My HS pitching coach has helped me so much in my development as a pitcher. He hasn’t only really just been my HS pitching coach either, he’s been watching me and helping me since I was a little kid. I couldn’t be more appreciative of him (Shannon Fondren).  I like to watch film of when I’m throwing all the time and see what I did wrong, so the next time out I can correct those mistakes. But Coach Fondren is great with helping me develop my pitches and most importantly building my command. And my travel ball coaches I’ve had my whole life haven’t really been any different either. They just all encourage me and push me to be my best every day. They all really try to help me develop my pitches and work on my command and how to attack hitters. They also work with me a lot on my mechanics year round.
5. What training program do you like to employ?
Well, I did Driveline for the first time this fall and loved it. But I like to do the Jaeger bands and long toss a lot.
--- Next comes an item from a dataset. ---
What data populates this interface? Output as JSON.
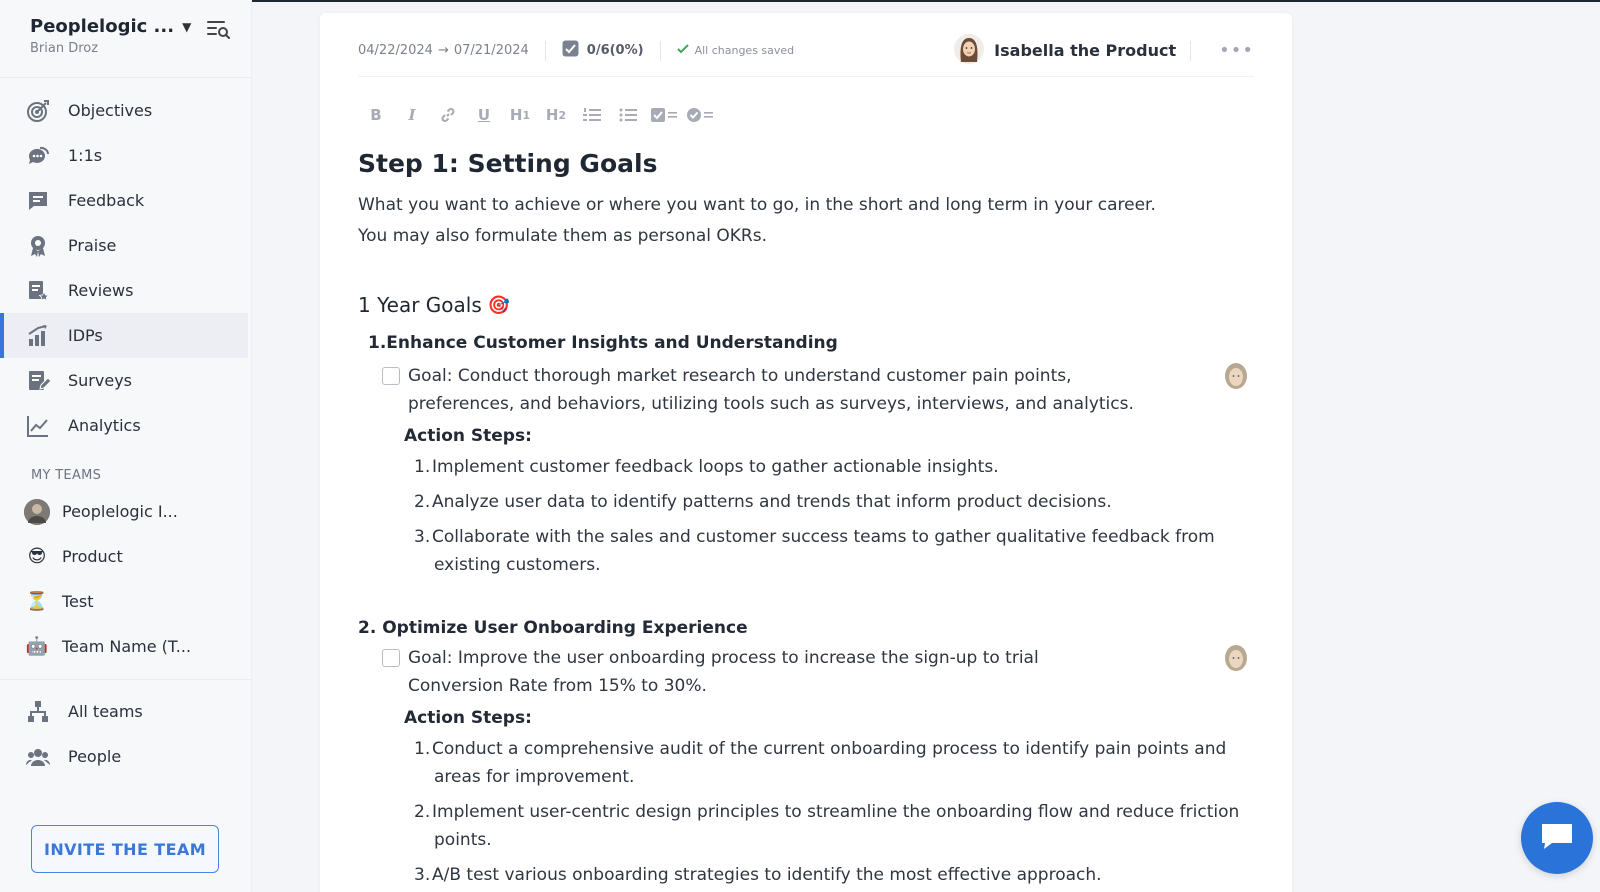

Bands every day, stretch everyday, core every day. I like to work out my legs and back a lot also, but I do some upper body too… just don’t over do it. It’s pretty hard to list certain specifics of it but that’s the gist of what I do.
6. What have you learned from using Driveline? How has it helped your game?
I’ve just learned that it builds arm strength, but that it isn’t the only thing that makes you throw hard, there are other intangibles that make you throw harder like flexibility, a strong core, strong legs, and mechanics. It has just helped me gain more arm strength and build velocity.
7. You mentioned previously to me that you model your game after Clayton Kershaw. Obviously, he’s the best pitcher in the game but what specifically would you like to simulate?
What I love so much about Kershaw, is that he is just a bulldog type competitor on the mound. He attacks hitters with his fastball, and he has an electric fastball with great life on it. He also loves to throw his big breaking curveball that’s so good. He can really pitch and dot pitches up where he wants. He doesn’t walk many people at all. I just like to simulate the same bulldog mentality he has on the mound and really attack hitters with my fastball as well. I think my curveball I’ve been working so hard on all year for this spring is going to be somewhat similar to Clayton’s as well, and I’m in love with my curveball right now. I also like to take in the same type command as him and really try to dot pitches up.
8. The scouting report reads that you have a better than average fastball with a good slider, curve and feel for a change up. What do you need to do to improve those pitches and what steps are you doing to perform this?
Mechanics all had things to do with developing my pitches more this offseason such as stride length and finishing my pitches better. Just really trying to get out front with a repeatable delivery. I’ve really worked hard on my lower body this offseason to help further develop my pitches. I really believe it has helped a lot also and I know the results will show this spring.
9. Lastly, you watched fellow Alabama prep pitcher Braxton Garrett go #7 last year in the draft. How do you feel about the draft? Do you make that a goal or competition to go as high or higher than fellow draftees and former draftees with your competitive spirit?
Watching Braxton go in the draft was cool to see, and it was well deserved for Brax. I like the draft and I think it’s a great deal and a fun time for the players and their families. I don’t necessarily make a goal to go higher than the other person. But I do make a goal for myself to be the best as I can possibly be. And that is to be the best. Nobody else my goal is to be the best. And I truly believe great things will happen if I just take care of myself and have fun. I have high expectations for myself though and I expect to be the best, not just the best left-handed pitcher but I expect to be the best and that’s it.
Main picture via Perfect Game
Related Articles